Photo the Telegram
Yet another death of marine life mystery for the East Coast of Canada as lobsters, connors, starfish and crab are washing up dead along the beaches of Norris Point, NL, Canada.
DECKERS COVE, N.L. - Josephine Chubbs was shocked to see a large number of sea creatures wash up on the beach near her Norris Point home. Chubbs lives in an area known as Deckers Cove. “Our backyard is right on the ocean,” she said by phone Monday.
She estimates there were 100 lobsters alone. “It was babies, from two inches to measured (harvestable) lobsters.”
Chubbs, who is the custodian at the Bonne Bay Marine Station, was ready to do what she could to get the creatures to the tanks at the marine station, but everything was dead. “There was nothing that I could help save.”

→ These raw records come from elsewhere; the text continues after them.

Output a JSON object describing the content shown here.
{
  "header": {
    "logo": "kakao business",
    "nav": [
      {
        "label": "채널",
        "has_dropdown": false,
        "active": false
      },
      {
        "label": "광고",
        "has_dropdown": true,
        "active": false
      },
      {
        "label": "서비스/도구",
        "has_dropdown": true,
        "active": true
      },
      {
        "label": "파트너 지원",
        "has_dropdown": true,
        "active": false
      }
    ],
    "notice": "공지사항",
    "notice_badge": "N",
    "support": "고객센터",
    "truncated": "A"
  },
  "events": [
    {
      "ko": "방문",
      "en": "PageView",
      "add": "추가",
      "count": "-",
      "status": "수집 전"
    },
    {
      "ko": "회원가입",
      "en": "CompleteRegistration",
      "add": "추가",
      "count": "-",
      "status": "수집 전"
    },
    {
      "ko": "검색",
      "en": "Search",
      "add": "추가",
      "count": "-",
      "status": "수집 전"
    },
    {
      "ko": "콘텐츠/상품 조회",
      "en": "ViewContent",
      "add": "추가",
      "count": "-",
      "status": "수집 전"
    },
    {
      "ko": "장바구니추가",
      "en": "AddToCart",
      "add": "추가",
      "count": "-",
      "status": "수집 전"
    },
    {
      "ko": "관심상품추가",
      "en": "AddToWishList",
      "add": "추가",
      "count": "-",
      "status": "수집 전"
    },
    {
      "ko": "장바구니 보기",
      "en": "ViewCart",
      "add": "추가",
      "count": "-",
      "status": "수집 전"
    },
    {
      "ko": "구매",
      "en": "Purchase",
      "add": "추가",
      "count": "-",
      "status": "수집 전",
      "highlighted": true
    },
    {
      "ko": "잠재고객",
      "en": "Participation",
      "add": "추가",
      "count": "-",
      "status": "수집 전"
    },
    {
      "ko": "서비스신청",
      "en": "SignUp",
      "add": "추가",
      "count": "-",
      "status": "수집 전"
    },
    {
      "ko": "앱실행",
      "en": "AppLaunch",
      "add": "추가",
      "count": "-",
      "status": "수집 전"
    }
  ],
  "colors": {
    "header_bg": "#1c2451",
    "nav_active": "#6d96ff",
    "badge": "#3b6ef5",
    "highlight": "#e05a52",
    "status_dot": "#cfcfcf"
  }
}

She later called Bob Hooper; the retired MUN professor is the founding director of the station and still volunteers there, to get his thoughts on the discovery.
From the pictures she sent, Hooper was struck that there was a mixture of species, so he feels the creatures were not killed by a disease.
“Everything looked very healthy, apart from being dead,” he said.
He also noted that all the creatures washed up reach their northern limit in Newfoundland and are not things that are found in Labrador.
“The significance of that is it suggests that cold is the problem.”
He’s seen mortalities dozens of times between the fall and this time of year related to water temperatures getting close to and below freezing.
“Even it goes down a fraction of a degree it might make the difference between a connor being alive and a connor being dead.”
He said the loss is probably worse than it looked, as its possible more creatures than what washed up were affected, but hopes it’s localized to the shoal waters in front of Chubb’s house.
Something similar to this happened in Nova Scotia a few weeks ago as thousands of dead fish, starfish, crabs, clams, scallops and lobster washed up on the shore causing concern for public and scientists alike.